The De Niros now plan to open a different version of a condotel, in South Beach, in Miami. Here, the buyers can stay as long as they like, but the hotel will not rent out the units when they are not there. Condo owners will have access to hotel services, much as they do at the Residences at the Ritz-Carlton at 10 West Street in Battery Park City.
Like the De Niros, the developers of the 346-unit 75 Wall Street Condominiums in the financial district, which are in the same building as Hyatt’s soon-to-open Andaz Wall Street, decided to forgo the typical condotel model.
“Fannie Mae will not approve a condo-hotel under their guidelines,” said Larry Kruysman, the sales director for 75 Wall Street, which is being marketed by the Corcoran Sunshine Marketing Group. “In today’s market, all the banks want to do loans that are approved by Fannie Mae, so they can sell them on the secondary market in the future.”
Mr. Kruysman said 75 Wall Street, which sells hotel services to condo buyers à la carte, is a Fannie Mae-approved project.
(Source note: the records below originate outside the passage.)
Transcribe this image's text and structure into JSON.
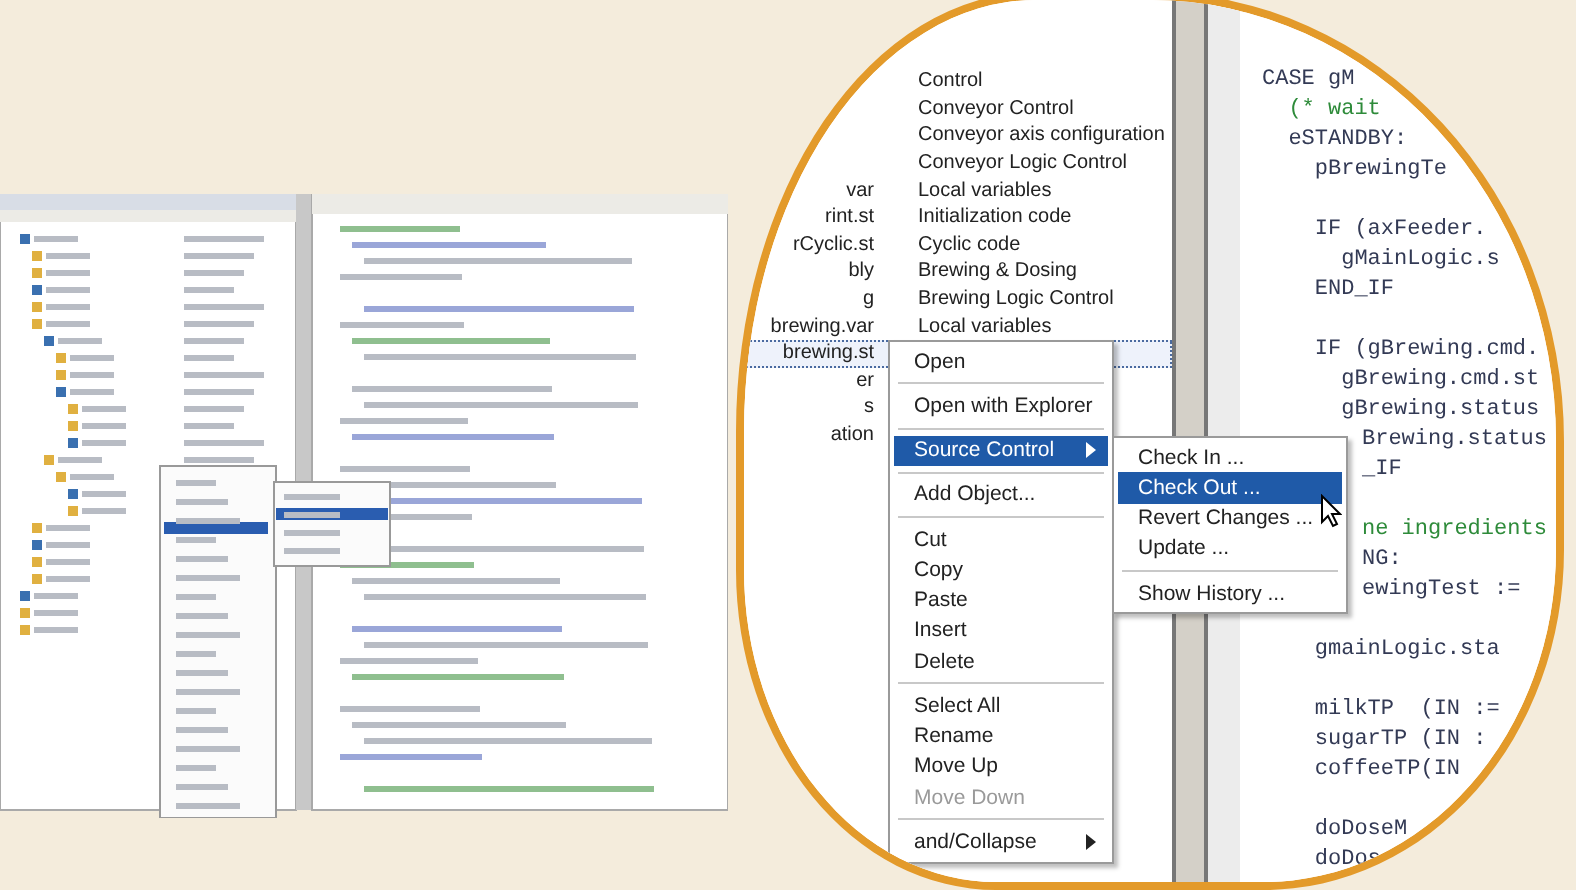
{
  "tree": {
    "rows": [
      {
        "name": "",
        "description": "Control",
        "selected": false
      },
      {
        "name": "",
        "description": "Conveyor Control",
        "selected": false
      },
      {
        "name": "",
        "description": "Conveyor axis configuration",
        "selected": false
      },
      {
        "name": "",
        "description": "Conveyor Logic Control",
        "selected": false
      },
      {
        "name": "var",
        "description": "Local variables",
        "selected": false
      },
      {
        "name": "rint.st",
        "description": "Initialization code",
        "selected": false
      },
      {
        "name": "rCyclic.st",
        "description": "Cyclic code",
        "selected": false
      },
      {
        "name": "bly",
        "description": "Brewing & Dosing",
        "selected": false
      },
      {
        "name": "g",
        "description": "Brewing Logic Control",
        "selected": false
      },
      {
        "name": "brewing.var",
        "description": "Local variables",
        "selected": false
      },
      {
        "name": "brewing.st",
        "description": "",
        "selected": true
      },
      {
        "name": "er",
        "description": "",
        "selected": false
      },
      {
        "name": "s",
        "description": "",
        "selected": false
      },
      {
        "name": "ation",
        "description": "",
        "selected": false
      }
    ]
  },
  "context_menu": {
    "items": [
      {
        "kind": "item",
        "label": "Open",
        "selected": false,
        "disabled": false,
        "has_submenu": false
      },
      {
        "kind": "separator"
      },
      {
        "kind": "item",
        "label": "Open with Explorer",
        "selected": false,
        "disabled": false,
        "has_submenu": false
      },
      {
        "kind": "separator"
      },
      {
        "kind": "item",
        "label": "Source Control",
        "selected": true,
        "disabled": false,
        "has_submenu": true
      },
      {
        "kind": "separator"
      },
      {
        "kind": "item",
        "label": "Add Object...",
        "selected": false,
        "disabled": false,
        "has_submenu": false
      },
      {
        "kind": "separator"
      },
      {
        "kind": "item",
        "label": "Cut",
        "selected": false,
        "disabled": false,
        "has_submenu": false
      },
      {
        "kind": "item",
        "label": "Copy",
        "selected": false,
        "disabled": false,
        "has_submenu": false
      },
      {
        "kind": "item",
        "label": "Paste",
        "selected": false,
        "disabled": false,
        "has_submenu": false
      },
      {
        "kind": "item",
        "label": "Insert",
        "selected": false,
        "disabled": false,
        "has_submenu": false
      },
      {
        "kind": "item",
        "label": "Delete",
        "selected": false,
        "disabled": false,
        "has_submenu": false
      },
      {
        "kind": "separator"
      },
      {
        "kind": "item",
        "label": "Select All",
        "selected": false,
        "disabled": false,
        "has_submenu": false
      },
      {
        "kind": "item",
        "label": "Rename",
        "selected": false,
        "disabled": false,
        "has_submenu": false
      },
      {
        "kind": "item",
        "label": "Move Up",
        "selected": false,
        "disabled": false,
        "has_submenu": false
      },
      {
        "kind": "item",
        "label": "Move Down",
        "selected": false,
        "disabled": true,
        "has_submenu": false
      },
      {
        "kind": "separator"
      },
      {
        "kind": "item",
        "label": "and/Collapse",
        "selected": false,
        "disabled": false,
        "has_submenu": true
      }
    ]
  },
  "submenu": {
    "items": [
      {
        "kind": "item",
        "label": "Check In ...",
        "selected": false
      },
      {
        "kind": "item",
        "label": "Check Out ...",
        "selected": true
      },
      {
        "kind": "item",
        "label": "Revert Changes ...",
        "selected": false
      },
      {
        "kind": "item",
        "label": "Update ...",
        "selected": false
      },
      {
        "kind": "separator"
      },
      {
        "kind": "item",
        "label": "Show History ...",
        "selected": false
      }
    ]
  },
  "code": {
    "lines": [
      {
        "kind": "code",
        "text": "CASE gM"
      },
      {
        "kind": "comment",
        "text": "  (* wait"
      },
      {
        "kind": "code",
        "text": "  eSTANDBY:"
      },
      {
        "kind": "code",
        "text": "    pBrewingTe"
      },
      {
        "kind": "blank"
      },
      {
        "kind": "code",
        "text": "    IF (axFeeder."
      },
      {
        "kind": "code",
        "text": "      gMainLogic.s"
      },
      {
        "kind": "code",
        "text": "    END_IF"
      },
      {
        "kind": "blank"
      },
      {
        "kind": "code",
        "text": "    IF (gBrewing.cmd."
      },
      {
        "kind": "code",
        "text": "      gBrewing.cmd.st"
      },
      {
        "kind": "code",
        "text": "      gBrewing.status"
      },
      {
        "kind": "covered-code",
        "text": "Brewing.status"
      },
      {
        "kind": "covered-code",
        "text": "_IF"
      },
      {
        "kind": "blank"
      },
      {
        "kind": "covered-comment",
        "text": "ne ingredients"
      },
      {
        "kind": "covered-code",
        "text": "NG:"
      },
      {
        "kind": "covered-code",
        "text": "ewingTest :="
      },
      {
        "kind": "blank"
      },
      {
        "kind": "code",
        "text": "    gmainLogic.sta"
      },
      {
        "kind": "blank"
      },
      {
        "kind": "code",
        "text": "    milkTP  (IN :="
      },
      {
        "kind": "code",
        "text": "    sugarTP (IN :"
      },
      {
        "kind": "code",
        "text": "    coffeeTP(IN"
      },
      {
        "kind": "blank"
      },
      {
        "kind": "code",
        "text": "    doDoseM"
      },
      {
        "kind": "code",
        "text": "    doDos"
      }
    ]
  }
}
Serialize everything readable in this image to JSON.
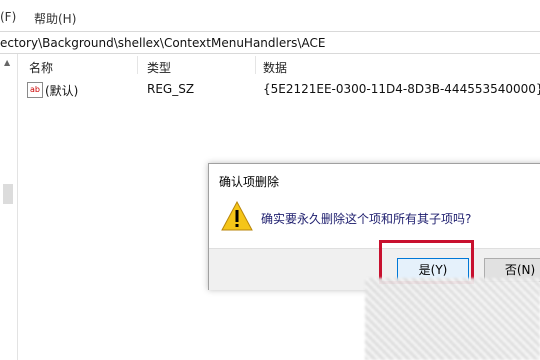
{
  "menubar": {
    "items": [
      {
        "label": "(F)"
      },
      {
        "label": "帮助(H)"
      }
    ]
  },
  "address": {
    "path": "ectory\\Background\\shellex\\ContextMenuHandlers\\ACE"
  },
  "list": {
    "columns": [
      "名称",
      "类型",
      "数据"
    ],
    "rows": [
      {
        "icon": "ab",
        "name": "(默认)",
        "type": "REG_SZ",
        "data": "{5E2121EE-0300-11D4-8D3B-444553540000}"
      }
    ]
  },
  "dialog": {
    "title": "确认项删除",
    "message": "确实要永久删除这个项和所有其子项吗?",
    "yes_label": "是(Y)",
    "no_label": "否(N)"
  },
  "colors": {
    "highlight": "#c8102e",
    "warning": "#f5c518"
  }
}
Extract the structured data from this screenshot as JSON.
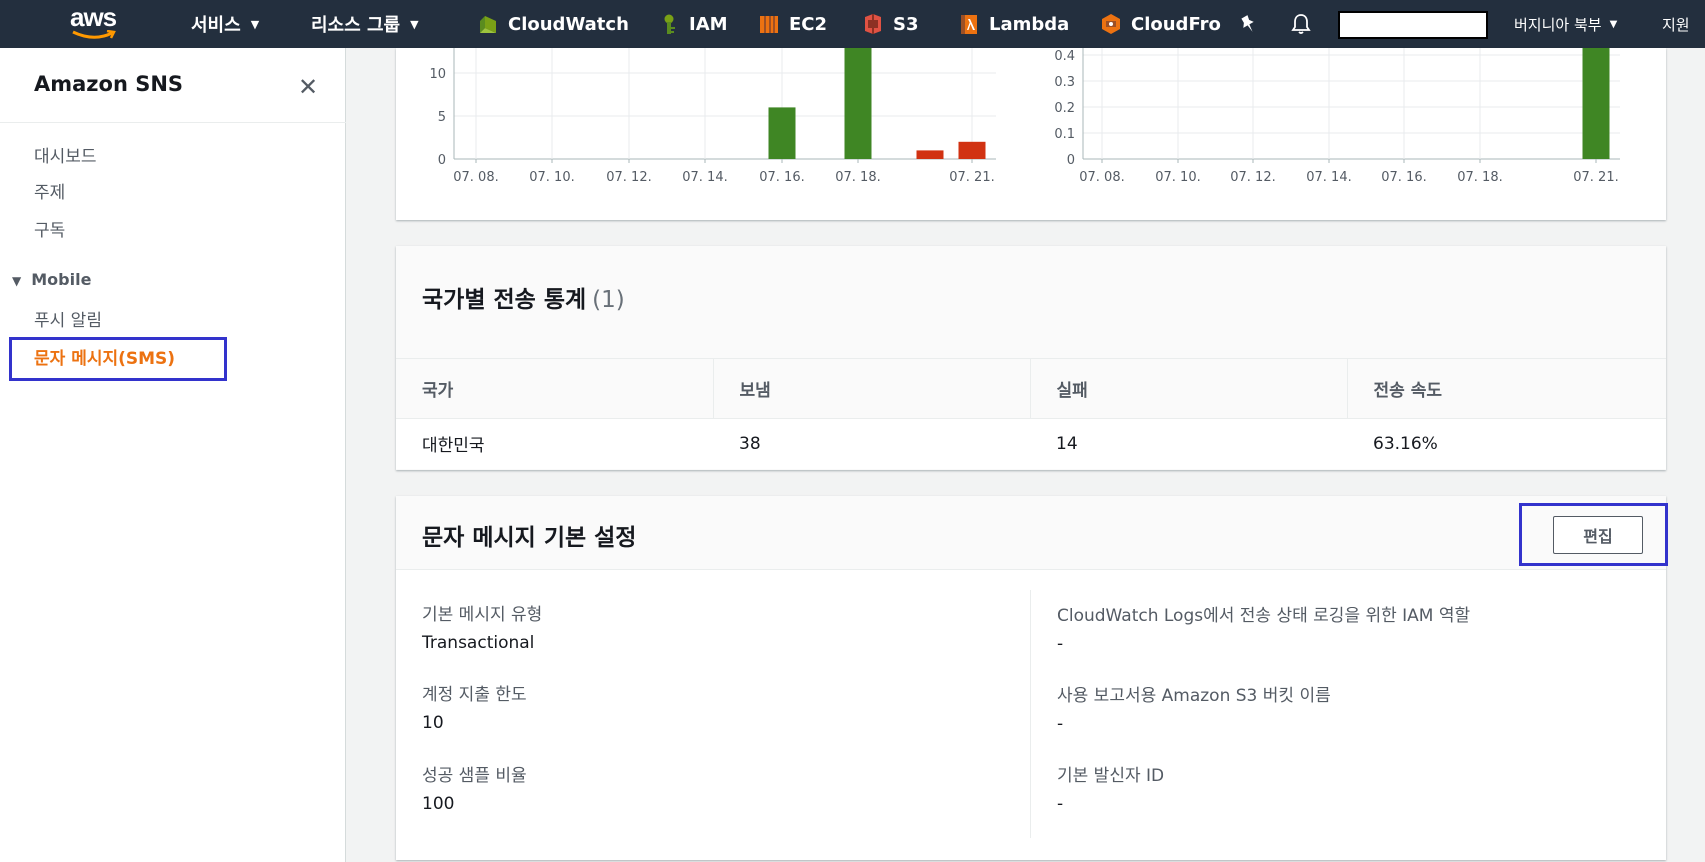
{
  "topnav": {
    "logo_text": "aws",
    "services_label": "서비스",
    "resource_groups_label": "리소스 그룹",
    "shortcuts": [
      {
        "label": "CloudWatch",
        "icon": "cloudwatch-icon",
        "color": "#7aa116"
      },
      {
        "label": "IAM",
        "icon": "iam-icon",
        "color": "#7aa116"
      },
      {
        "label": "EC2",
        "icon": "ec2-icon",
        "color": "#ec7211"
      },
      {
        "label": "S3",
        "icon": "s3-icon",
        "color": "#e05243"
      },
      {
        "label": "Lambda",
        "icon": "lambda-icon",
        "color": "#ec7211"
      },
      {
        "label": "CloudFro",
        "icon": "cloudfront-icon",
        "color": "#ec7211"
      }
    ],
    "region_label": "버지니아 북부",
    "support_label": "지원"
  },
  "sidebar": {
    "title": "Amazon SNS",
    "items": [
      "대시보드",
      "주제",
      "구독"
    ],
    "section_label": "Mobile",
    "section_items": [
      "푸시 알림",
      "문자 메시지(SMS)"
    ],
    "active_item": "문자 메시지(SMS)"
  },
  "colors": {
    "accent": "#ec7211",
    "success_bar": "#3f8624",
    "failure_bar": "#d13212",
    "highlight_box": "#3333cc"
  },
  "chart_data": [
    {
      "type": "bar",
      "x_ticks": [
        "07. 08.",
        "07. 10.",
        "07. 12.",
        "07. 14.",
        "07. 16.",
        "07. 18.",
        "07. 21."
      ],
      "y_ticks": [
        "0",
        "5",
        "10"
      ],
      "ylim": [
        0,
        10
      ],
      "series": [
        {
          "color": "#3f8624",
          "points": [
            {
              "x": "07. 16.",
              "y": 6
            },
            {
              "x": "07. 18.",
              "y": 14
            }
          ]
        },
        {
          "color": "#d13212",
          "points": [
            {
              "x": "07. 20.",
              "y": 1
            },
            {
              "x": "07. 21.",
              "y": 2
            }
          ]
        }
      ]
    },
    {
      "type": "bar",
      "x_ticks": [
        "07. 08.",
        "07. 10.",
        "07. 12.",
        "07. 14.",
        "07. 16.",
        "07. 18.",
        "07. 21."
      ],
      "y_ticks": [
        "0",
        "0.1",
        "0.2",
        "0.3",
        "0.4"
      ],
      "ylim": [
        0,
        0.4
      ],
      "series": [
        {
          "color": "#3f8624",
          "points": [
            {
              "x": "07. 21.",
              "y": 0.8
            }
          ]
        }
      ]
    }
  ],
  "country_stats": {
    "title": "국가별 전송 통계",
    "count": "(1)",
    "columns": [
      "국가",
      "보냄",
      "실패",
      "전송 속도"
    ],
    "rows": [
      [
        "대한민국",
        "38",
        "14",
        "63.16%"
      ]
    ]
  },
  "sms_settings": {
    "title": "문자 메시지 기본 설정",
    "edit_label": "편집",
    "left": [
      {
        "label": "기본 메시지 유형",
        "value": "Transactional"
      },
      {
        "label": "계정 지출 한도",
        "value": "10"
      },
      {
        "label": "성공 샘플 비율",
        "value": "100"
      }
    ],
    "right": [
      {
        "label": "CloudWatch Logs에서 전송 상태 로깅을 위한 IAM 역할",
        "value": "-"
      },
      {
        "label": "사용 보고서용 Amazon S3 버킷 이름",
        "value": "-"
      },
      {
        "label": "기본 발신자 ID",
        "value": "-"
      }
    ]
  }
}
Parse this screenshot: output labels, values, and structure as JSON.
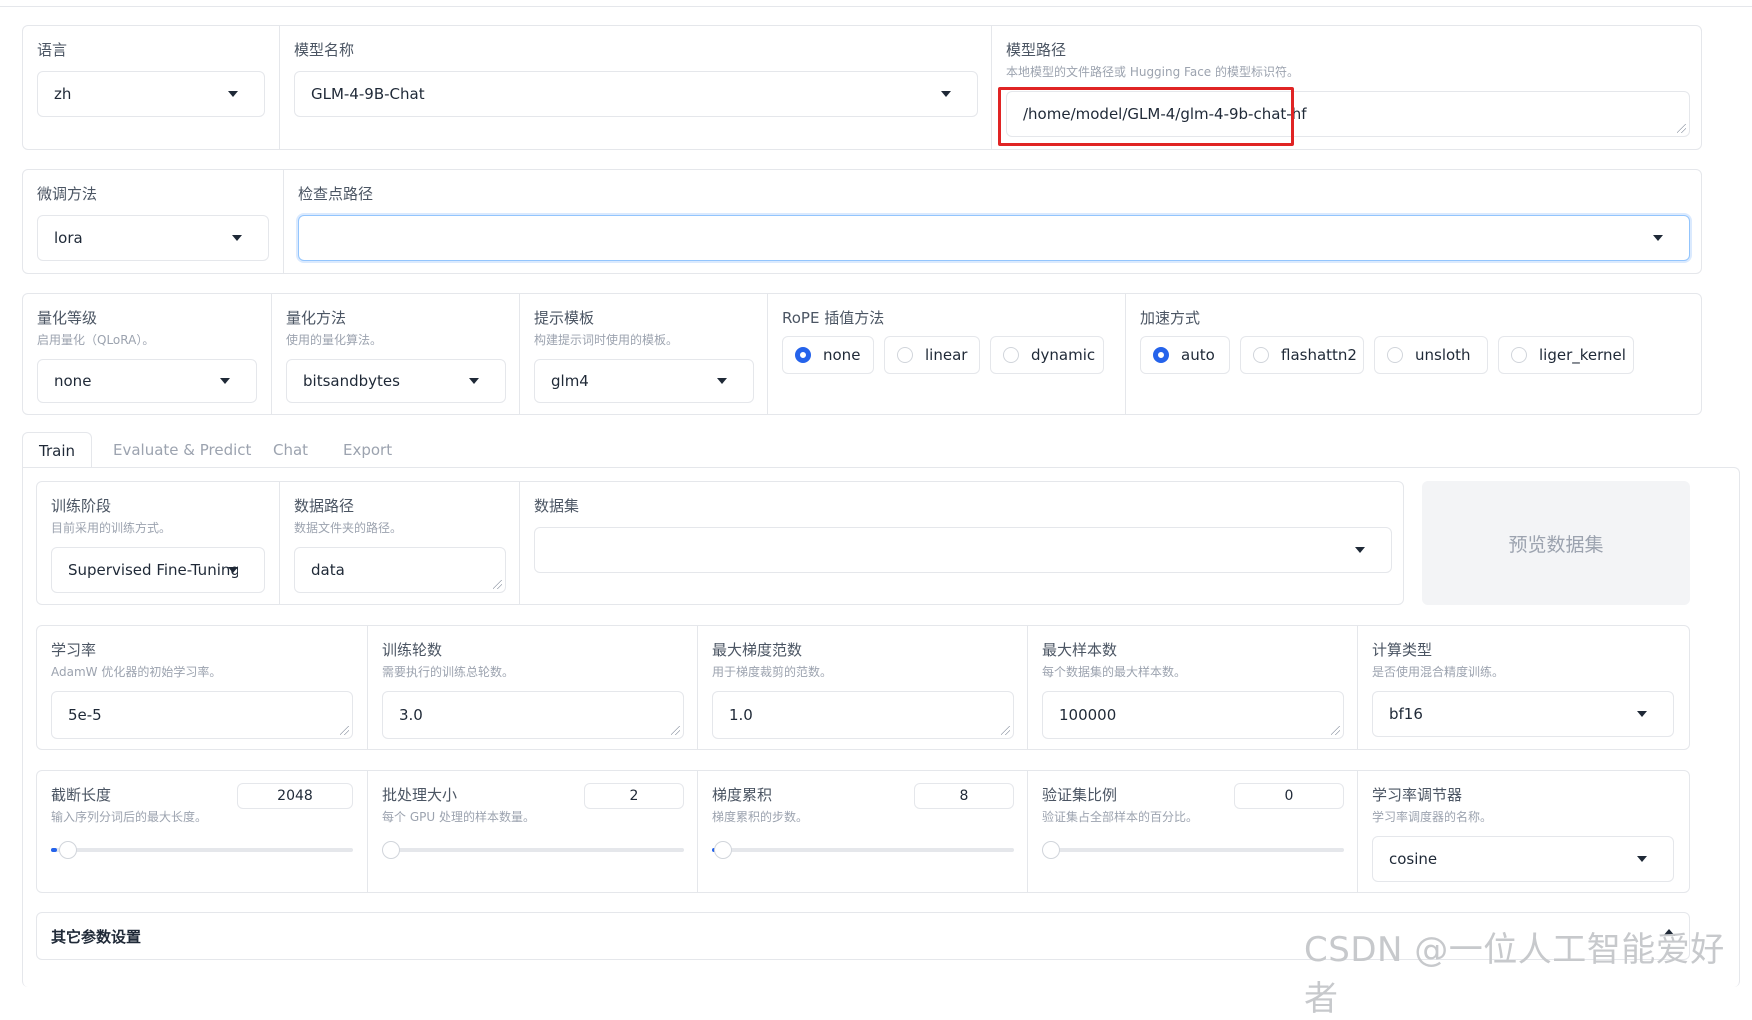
{
  "row1": {
    "language": {
      "label": "语言",
      "value": "zh"
    },
    "model_name": {
      "label": "模型名称",
      "value": "GLM-4-9B-Chat"
    },
    "model_path": {
      "label": "模型路径",
      "hint": "本地模型的文件路径或 Hugging Face 的模型标识符。",
      "value": "/home/model/GLM-4/glm-4-9b-chat-hf"
    }
  },
  "row2": {
    "finetune": {
      "label": "微调方法",
      "value": "lora"
    },
    "checkpoint": {
      "label": "检查点路径",
      "value": ""
    }
  },
  "row3": {
    "quant_level": {
      "label": "量化等级",
      "hint": "启用量化（QLoRA）。",
      "value": "none"
    },
    "quant_method": {
      "label": "量化方法",
      "hint": "使用的量化算法。",
      "value": "bitsandbytes"
    },
    "template": {
      "label": "提示模板",
      "hint": "构建提示词时使用的模板。",
      "value": "glm4"
    },
    "rope": {
      "label": "RoPE 插值方法",
      "options": [
        "none",
        "linear",
        "dynamic"
      ],
      "selected": "none"
    },
    "booster": {
      "label": "加速方式",
      "options": [
        "auto",
        "flashattn2",
        "unsloth",
        "liger_kernel"
      ],
      "selected": "auto"
    }
  },
  "tabs": [
    "Train",
    "Evaluate & Predict",
    "Chat",
    "Export"
  ],
  "train": {
    "stage": {
      "label": "训练阶段",
      "hint": "目前采用的训练方式。",
      "value": "Supervised Fine-Tuning"
    },
    "dataset_dir": {
      "label": "数据路径",
      "hint": "数据文件夹的路径。",
      "value": "data"
    },
    "dataset": {
      "label": "数据集",
      "value": ""
    },
    "preview_button": "预览数据集",
    "learning_rate": {
      "label": "学习率",
      "hint": "AdamW 优化器的初始学习率。",
      "value": "5e-5"
    },
    "epochs": {
      "label": "训练轮数",
      "hint": "需要执行的训练总轮数。",
      "value": "3.0"
    },
    "max_grad_norm": {
      "label": "最大梯度范数",
      "hint": "用于梯度裁剪的范数。",
      "value": "1.0"
    },
    "max_samples": {
      "label": "最大样本数",
      "hint": "每个数据集的最大样本数。",
      "value": "100000"
    },
    "compute_type": {
      "label": "计算类型",
      "hint": "是否使用混合精度训练。",
      "value": "bf16"
    },
    "cutoff_len": {
      "label": "截断长度",
      "hint": "输入序列分词后的最大长度。",
      "value": "2048"
    },
    "batch_size": {
      "label": "批处理大小",
      "hint": "每个 GPU 处理的样本数量。",
      "value": "2"
    },
    "grad_accum": {
      "label": "梯度累积",
      "hint": "梯度累积的步数。",
      "value": "8"
    },
    "val_size": {
      "label": "验证集比例",
      "hint": "验证集占全部样本的百分比。",
      "value": "0"
    },
    "lr_scheduler": {
      "label": "学习率调节器",
      "hint": "学习率调度器的名称。",
      "value": "cosine"
    },
    "extra_settings": "其它参数设置"
  },
  "watermark": "CSDN @一位人工智能爱好者",
  "colors": {
    "accent": "#2563eb",
    "highlight": "#e02424"
  }
}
Because 75 Wall Street allows its condos to be subleased for a term of three months — unusual for condo developments, which typically require lease terms of a year — the development has attracted foreign buyers.
Foreign buyers are often drawn to condotels. Intending to use the unit infrequently, they don’t mind the restrictions on occupancy, and like the convenience and income.
Mr. Kruysman says they either pay in cash or use bank financing that he found after much searching.
“Lloyds TSB International will do loans in New York,” he said. “I’ve done several of those for foreign nationals. But one thing that isn’t appealing for people is that it’s almost a floating interest rate. By year’s end, the rate may have changed many times, which makes it hard to judge if it makes sense for you as an investment vehicle.”
The Four Seasons at 99 Church Street in the financial district is another condotel that got held up by the credit crunch. But the developer, Silverstein Properties, is seeking construction financing, said Dara McQuillan, a spokesman.
“Look for it in 2012,” he said, and laughed. “We’ll be doing the type of condo-hotel where buyers can get financing.”
Copyright 2009 The New York Times Company